Remuneration for reprography is part of the publishers’ return on their investment and creates revenue streams that enable them to bring new products to the marketplace. Moreover, even when a book is out of print and a return no longer accrues to the publisher, or royalties to the author, revenue streams from licenses may continue to flow. This applies equally to back issues of journals, magazines, and backlists of book publishers.
Some RROs, such as the UK RROs NLA and CLA, and the French RRO CFC, have been mandated to manage reproduction in the digital environment. In this case, RROs need to be authorised to exercise this right on behalf of creative workers, when their mandate includes digital rights. It covers the transmission of content over the internet.

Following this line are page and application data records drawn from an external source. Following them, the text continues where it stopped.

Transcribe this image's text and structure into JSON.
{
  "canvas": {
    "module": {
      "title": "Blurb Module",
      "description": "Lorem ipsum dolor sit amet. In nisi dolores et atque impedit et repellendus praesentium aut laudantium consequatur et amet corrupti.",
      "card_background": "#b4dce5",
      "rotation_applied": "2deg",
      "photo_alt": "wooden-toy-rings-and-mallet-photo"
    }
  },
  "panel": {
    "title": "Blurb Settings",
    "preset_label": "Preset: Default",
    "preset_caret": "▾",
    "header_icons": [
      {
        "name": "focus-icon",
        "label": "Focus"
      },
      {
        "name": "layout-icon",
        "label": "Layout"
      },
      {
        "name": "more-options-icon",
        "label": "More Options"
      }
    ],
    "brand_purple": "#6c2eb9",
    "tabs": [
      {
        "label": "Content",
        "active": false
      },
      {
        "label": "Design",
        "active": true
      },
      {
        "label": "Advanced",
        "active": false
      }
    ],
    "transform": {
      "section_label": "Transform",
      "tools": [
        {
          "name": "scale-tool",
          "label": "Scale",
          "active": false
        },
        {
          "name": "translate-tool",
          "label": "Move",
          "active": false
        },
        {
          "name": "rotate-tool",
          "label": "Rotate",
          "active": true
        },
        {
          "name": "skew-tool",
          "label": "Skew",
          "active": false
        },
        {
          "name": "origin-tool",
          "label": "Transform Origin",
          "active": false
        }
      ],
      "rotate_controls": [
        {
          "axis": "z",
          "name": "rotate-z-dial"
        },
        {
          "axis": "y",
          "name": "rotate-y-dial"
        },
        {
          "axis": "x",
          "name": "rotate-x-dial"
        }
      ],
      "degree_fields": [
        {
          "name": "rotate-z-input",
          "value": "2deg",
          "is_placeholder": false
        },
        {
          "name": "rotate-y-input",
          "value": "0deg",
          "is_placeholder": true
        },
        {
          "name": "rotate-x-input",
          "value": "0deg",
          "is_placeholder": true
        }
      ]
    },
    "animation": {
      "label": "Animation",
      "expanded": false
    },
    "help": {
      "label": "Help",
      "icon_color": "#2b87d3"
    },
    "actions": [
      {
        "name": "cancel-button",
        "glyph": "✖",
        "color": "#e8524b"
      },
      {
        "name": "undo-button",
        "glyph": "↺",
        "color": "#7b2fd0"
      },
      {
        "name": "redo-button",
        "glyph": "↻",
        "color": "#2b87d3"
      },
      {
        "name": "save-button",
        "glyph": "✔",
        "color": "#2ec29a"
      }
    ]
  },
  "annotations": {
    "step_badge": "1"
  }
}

Public performance rights (such as poetry readings) can also be managed by RROs. Some RROs are also authorised to administer mechanical reproduction rights such as the licensing of audio books. However, in France and the UK, such public performance rights and mechanical reproduction rights are not directly managed by French and UK RROs, so it is the respective syndication offices of French and UK publishers who deal with the management of those rights.
In France, CFC manages exclusively the royalties on reprography (both for photocopy and digital reproduction), on behalf of all French publishers, while SOFIA manages the royalties collected on the right to borrow and lend books, on behalf of all French authors and publishers.
In the UK, NLA manages the royalties on reprography rights, lending rights as well as the reproduction rights in the digital environment on behalf of its registered magazines and newspapers. CLA covers royalties on reprography rights, lending rights as well as reproduction rights in the digital environment, on behalf of its registered book publishers and certain registered magazines.
The future is bright for book authors and publishers who know how to make the most of their copyright, and we, at Crefovi, are here if you need a hand in maximising income streams from your portfolio of copyright and other intangible assets!